CNA Staff, Jan 13, 2021 / 05:25 pm (CNA).- The governor of South Dakota asked state lawmakers on Tuesday to introduce a bill banning abortions based on a prenatal diagnosis of Down syndrome.
“The Declaration of Independence summarizes what we all know in our hearts to be true—that God created each of us and endowed all of us with the right to life. This is true for everyone, including those with an extra chromosome,” Gov. Kristi Noem (R) of South Dakota said at her 2021 State of the State address in Pierre.
Noem received a standing ovation after that line, from legislators and audience members in the house chamber of the state capitol.
She then asked legislators to “pass a law that bans the abortion of a preborn child just because that child is diagnosed with Down syndrome,” a request that also received applause from audience members.

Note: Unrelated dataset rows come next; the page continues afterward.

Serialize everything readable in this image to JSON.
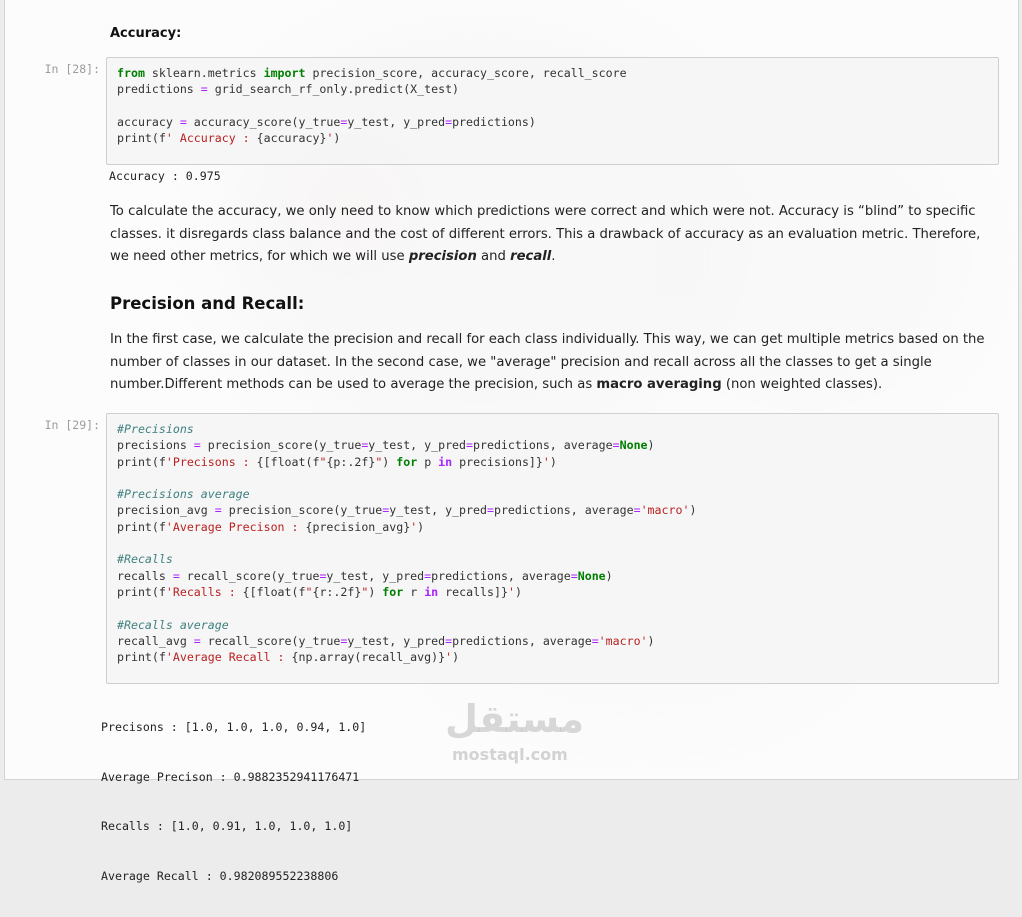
{
  "cells": {
    "accuracy_heading": "Accuracy:",
    "cell28": {
      "prompt": "In [28]:",
      "lines": [
        [
          [
            "kw",
            "from"
          ],
          [
            "t",
            " sklearn.metrics "
          ],
          [
            "kw",
            "import"
          ],
          [
            "t",
            " precision_score, accuracy_score, recall_score"
          ]
        ],
        [
          [
            "t",
            "predictions "
          ],
          [
            "op",
            "="
          ],
          [
            "t",
            " grid_search_rf_only.predict(X_test)"
          ]
        ],
        [],
        [
          [
            "t",
            "accuracy "
          ],
          [
            "op",
            "="
          ],
          [
            "t",
            " accuracy_score(y_true"
          ],
          [
            "op",
            "="
          ],
          [
            "t",
            "y_test, y_pred"
          ],
          [
            "op",
            "="
          ],
          [
            "t",
            "predictions)"
          ]
        ],
        [
          [
            "t",
            "print(f"
          ],
          [
            "str",
            "' Accuracy : "
          ],
          [
            "t",
            "{accuracy}"
          ],
          [
            "str",
            "'"
          ],
          [
            "t",
            ")"
          ]
        ]
      ],
      "output": "Accuracy : 0.975"
    },
    "para1": [
      [
        "t",
        "To calculate the accuracy, we only need to know which predictions were correct and which were not. Accuracy is “blind” to specific classes. it disregards class balance and the cost of different errors. This a drawback of accuracy as an evaluation metric. Therefore, we need other metrics, for which we will use "
      ],
      [
        "bi",
        "precision"
      ],
      [
        "t",
        " and "
      ],
      [
        "bi",
        "recall"
      ],
      [
        "t",
        "."
      ]
    ],
    "pr_heading": "Precision and Recall:",
    "para2": [
      [
        "t",
        "In the first case, we calculate the precision and recall for each class individually. This way, we can get multiple metrics based on the number of classes in our dataset. In the second case, we \"average\" precision and recall across all the classes to get a single number.Different methods can be used to average the precision, such as "
      ],
      [
        "b",
        "macro averaging"
      ],
      [
        "t",
        " (non weighted classes)."
      ]
    ],
    "cell29": {
      "prompt": "In [29]:",
      "lines": [
        [
          [
            "cm",
            "#Precisions"
          ]
        ],
        [
          [
            "t",
            "precisions "
          ],
          [
            "op",
            "="
          ],
          [
            "t",
            " precision_score(y_true"
          ],
          [
            "op",
            "="
          ],
          [
            "t",
            "y_test, y_pred"
          ],
          [
            "op",
            "="
          ],
          [
            "t",
            "predictions, average"
          ],
          [
            "op",
            "="
          ],
          [
            "kw",
            "None"
          ],
          [
            "t",
            ")"
          ]
        ],
        [
          [
            "t",
            "print(f"
          ],
          [
            "str",
            "'Precisons : "
          ],
          [
            "t",
            "{[float(f"
          ],
          [
            "str",
            "\""
          ],
          [
            "t",
            "{p:.2f}"
          ],
          [
            "str",
            "\""
          ],
          [
            "t",
            ") "
          ],
          [
            "kw",
            "for"
          ],
          [
            "t",
            " p "
          ],
          [
            "kw2",
            "in"
          ],
          [
            "t",
            " precisions]}"
          ],
          [
            "str",
            "'"
          ],
          [
            "t",
            ")"
          ]
        ],
        [],
        [
          [
            "cm",
            "#Precisions average"
          ]
        ],
        [
          [
            "t",
            "precision_avg "
          ],
          [
            "op",
            "="
          ],
          [
            "t",
            " precision_score(y_true"
          ],
          [
            "op",
            "="
          ],
          [
            "t",
            "y_test, y_pred"
          ],
          [
            "op",
            "="
          ],
          [
            "t",
            "predictions, average"
          ],
          [
            "op",
            "="
          ],
          [
            "str",
            "'macro'"
          ],
          [
            "t",
            ")"
          ]
        ],
        [
          [
            "t",
            "print(f"
          ],
          [
            "str",
            "'Average Precison : "
          ],
          [
            "t",
            "{precision_avg}"
          ],
          [
            "str",
            "'"
          ],
          [
            "t",
            ")"
          ]
        ],
        [],
        [
          [
            "cm",
            "#Recalls"
          ]
        ],
        [
          [
            "t",
            "recalls "
          ],
          [
            "op",
            "="
          ],
          [
            "t",
            " recall_score(y_true"
          ],
          [
            "op",
            "="
          ],
          [
            "t",
            "y_test, y_pred"
          ],
          [
            "op",
            "="
          ],
          [
            "t",
            "predictions, average"
          ],
          [
            "op",
            "="
          ],
          [
            "kw",
            "None"
          ],
          [
            "t",
            ")"
          ]
        ],
        [
          [
            "t",
            "print(f"
          ],
          [
            "str",
            "'Recalls : "
          ],
          [
            "t",
            "{[float(f"
          ],
          [
            "str",
            "\""
          ],
          [
            "t",
            "{r:.2f}"
          ],
          [
            "str",
            "\""
          ],
          [
            "t",
            ") "
          ],
          [
            "kw",
            "for"
          ],
          [
            "t",
            " r "
          ],
          [
            "kw2",
            "in"
          ],
          [
            "t",
            " recalls]}"
          ],
          [
            "str",
            "'"
          ],
          [
            "t",
            ")"
          ]
        ],
        [],
        [
          [
            "cm",
            "#Recalls average"
          ]
        ],
        [
          [
            "t",
            "recall_avg "
          ],
          [
            "op",
            "="
          ],
          [
            "t",
            " recall_score(y_true"
          ],
          [
            "op",
            "="
          ],
          [
            "t",
            "y_test, y_pred"
          ],
          [
            "op",
            "="
          ],
          [
            "t",
            "predictions, average"
          ],
          [
            "op",
            "="
          ],
          [
            "str",
            "'macro'"
          ],
          [
            "t",
            ")"
          ]
        ],
        [
          [
            "t",
            "print(f"
          ],
          [
            "str",
            "'Average Recall : "
          ],
          [
            "t",
            "{np.array(recall_avg)}"
          ],
          [
            "str",
            "'"
          ],
          [
            "t",
            ")"
          ]
        ]
      ],
      "output": [
        "Precisons : [1.0, 1.0, 1.0, 0.94, 1.0]",
        "Average Precison : 0.9882352941176471",
        "Recalls : [1.0, 0.91, 1.0, 1.0, 1.0]",
        "Average Recall : 0.982089552238806"
      ]
    }
  },
  "watermark": {
    "logo_text": "مستقل",
    "site_text": "mostaql.com"
  }
}
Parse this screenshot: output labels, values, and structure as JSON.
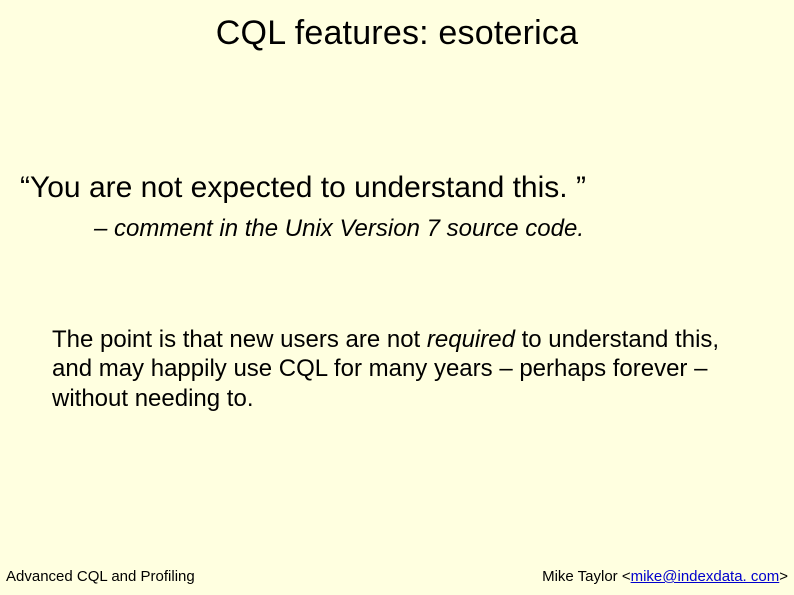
{
  "title": "CQL features: esoterica",
  "quote": "“You are not expected to understand this. ”",
  "attribution": "– comment in the Unix Version 7 source code.",
  "body": {
    "pre": "The point is that new users are not ",
    "em": "required",
    "post": " to understand this, and may happily use CQL for many years – perhaps forever – without needing to."
  },
  "footer": {
    "left": "Advanced CQL and Profiling",
    "right_pre": "Mike Taylor <",
    "email": "mike@indexdata. com",
    "right_post": ">"
  }
}
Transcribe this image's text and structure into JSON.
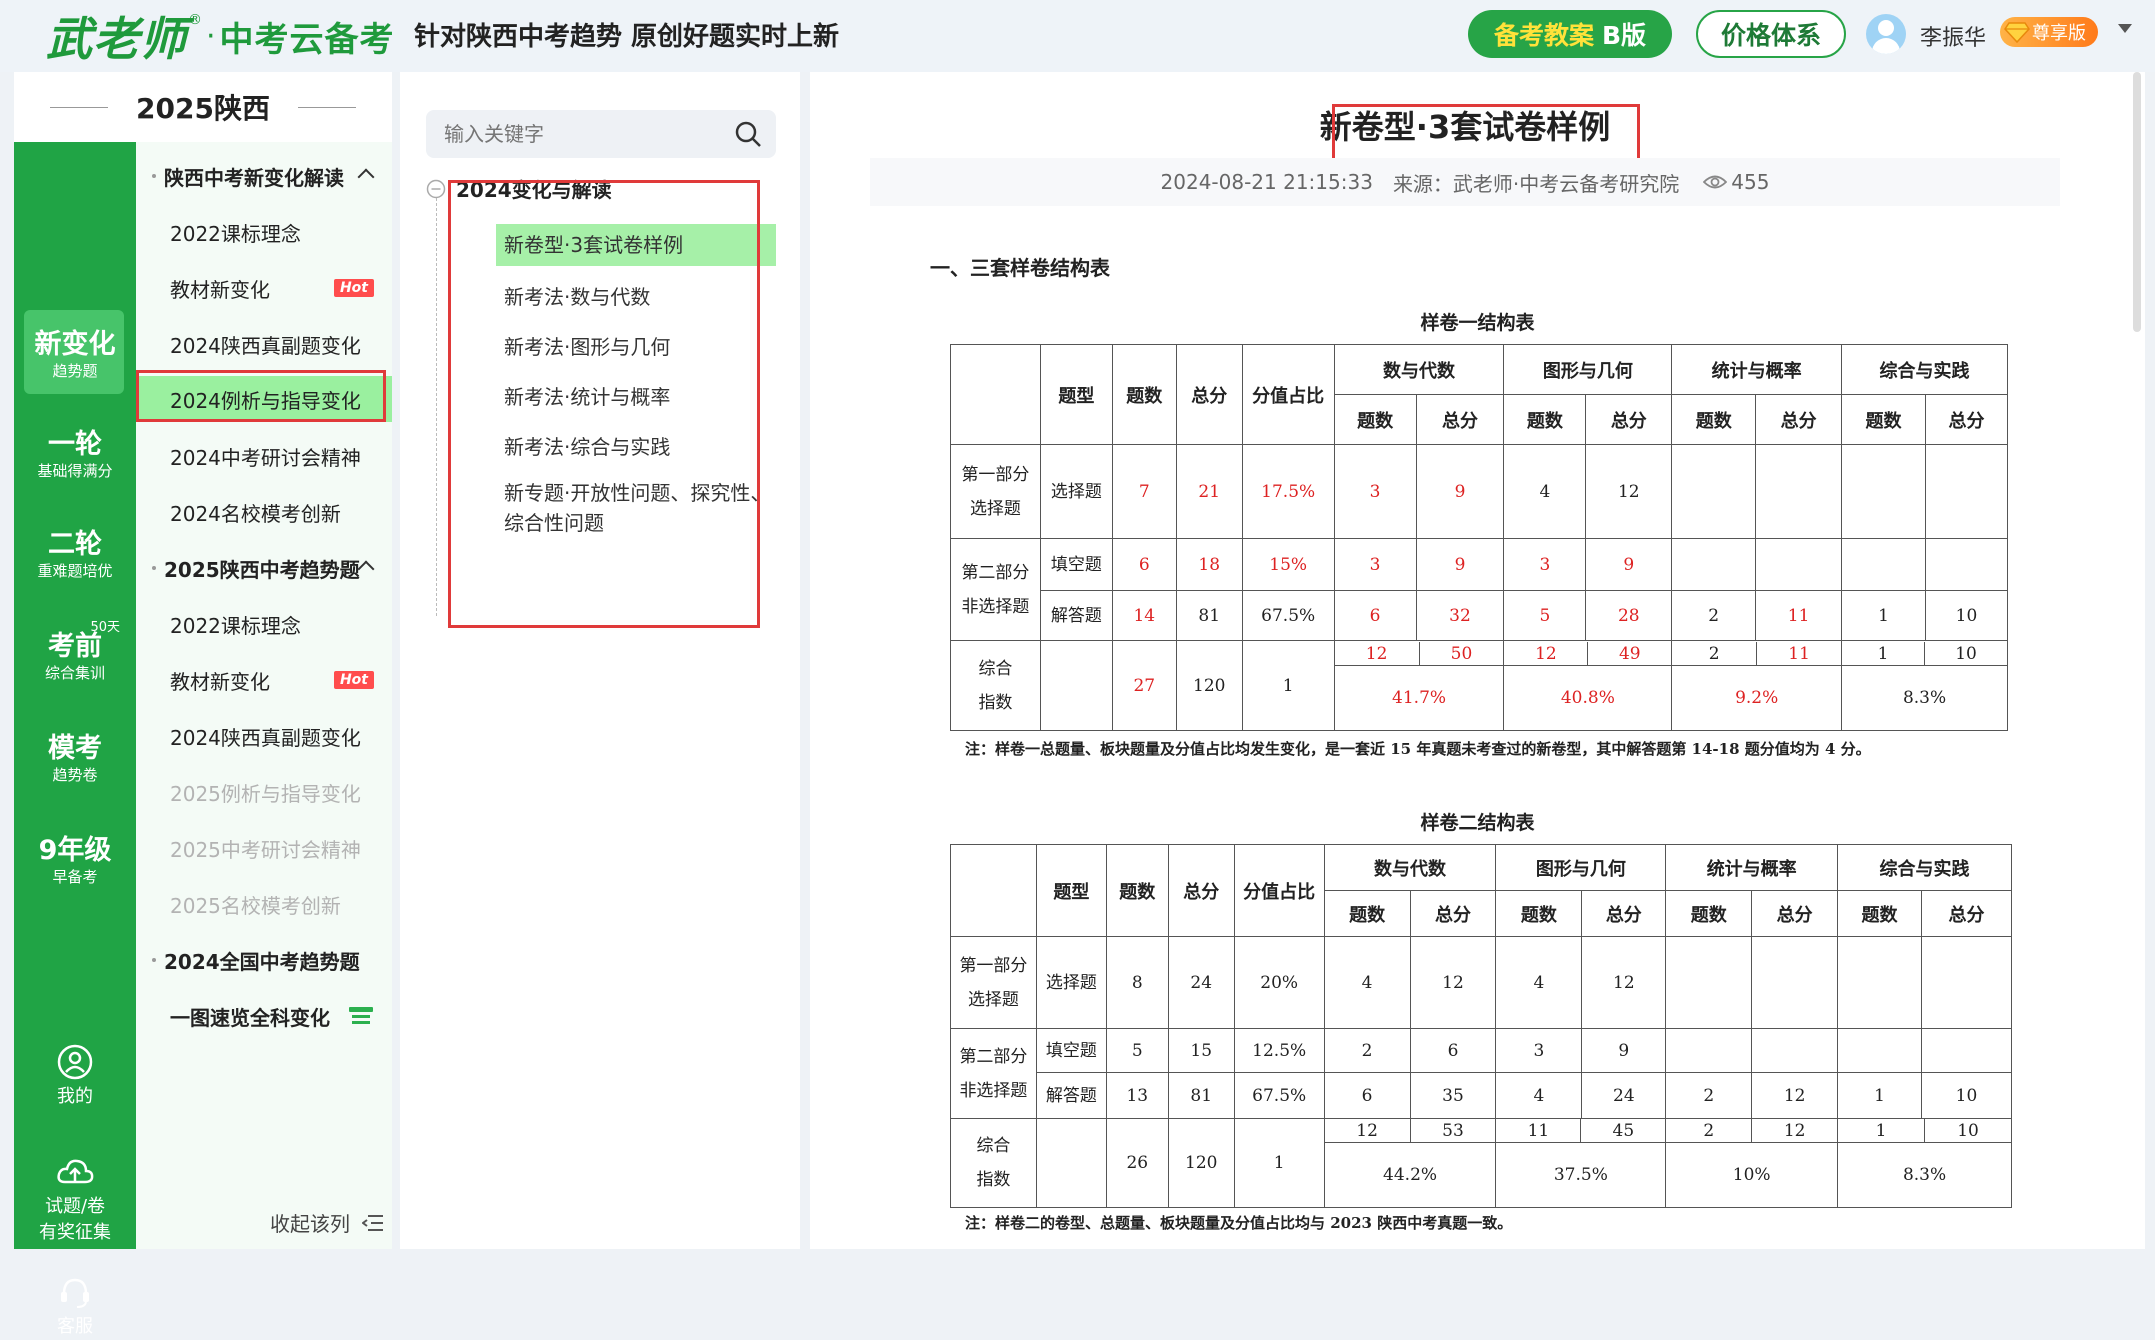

On Fox News on Tuesday, Noem said that “every single life is precious, regardless of what situation the family is facing, and that every life is a blessing.”
She invited the family of former Wisconsin congressman Sean Duffy, a Catholic, to be present at her address; the youngest child of the Duffy family, Valentina, has Down syndrome.
“Valentina has given me as much joy and pride as any of my other little babies, and she’s an American, and she has a right to live just like everybody else,” Rachel Duffy said on Fox News on Tuesday, appearing alongside Sean and Valentina Duffy, and Noem.
“I would tell you it’s scary, because we were scared,” Sean Duffy recalled of receiving the Down syndrome diagnosis for their child. Yet, he added, “this little girl is the favorite of our family.”
Noem mentioned Iceland in her address on Tuesday, as one of the European countries “on pace to virtually eliminate children with Down syndrome” through abortion.
“Now as South Dakotans, and frankly, as human beings, we should all be appalled by this. We are better than that,” she said.
In Iceland, according to a 2017 CBS News report, nearly 100% of babies diagnosed with down syndrome are aborted. As CNA reported, only 18 children with Down syndrome were born in Denmark in 2019, the lowest number on record there.
In contrast, according to CDC estimates, around 6,000 babies with Down syndrome are born annually in the United States, although abortions based on a prenatal Down syndrome diagnosis are still common.
Other states in recent years, including Tennessee, Ohio, Indiana, and Mississippi, have enacted bans on abortions conducted because of a prenatal diagnosis of Down syndrome.
South Dakota was one of the states to sign on to a brief supporting Tennessee’s discrimination abortion ban before the courts. In November, 18 states supported Tennessee’s law banning abortions based on an unborn child’s race, sex, or Down syndrome diagnosis. The legislation is facing legal challenges.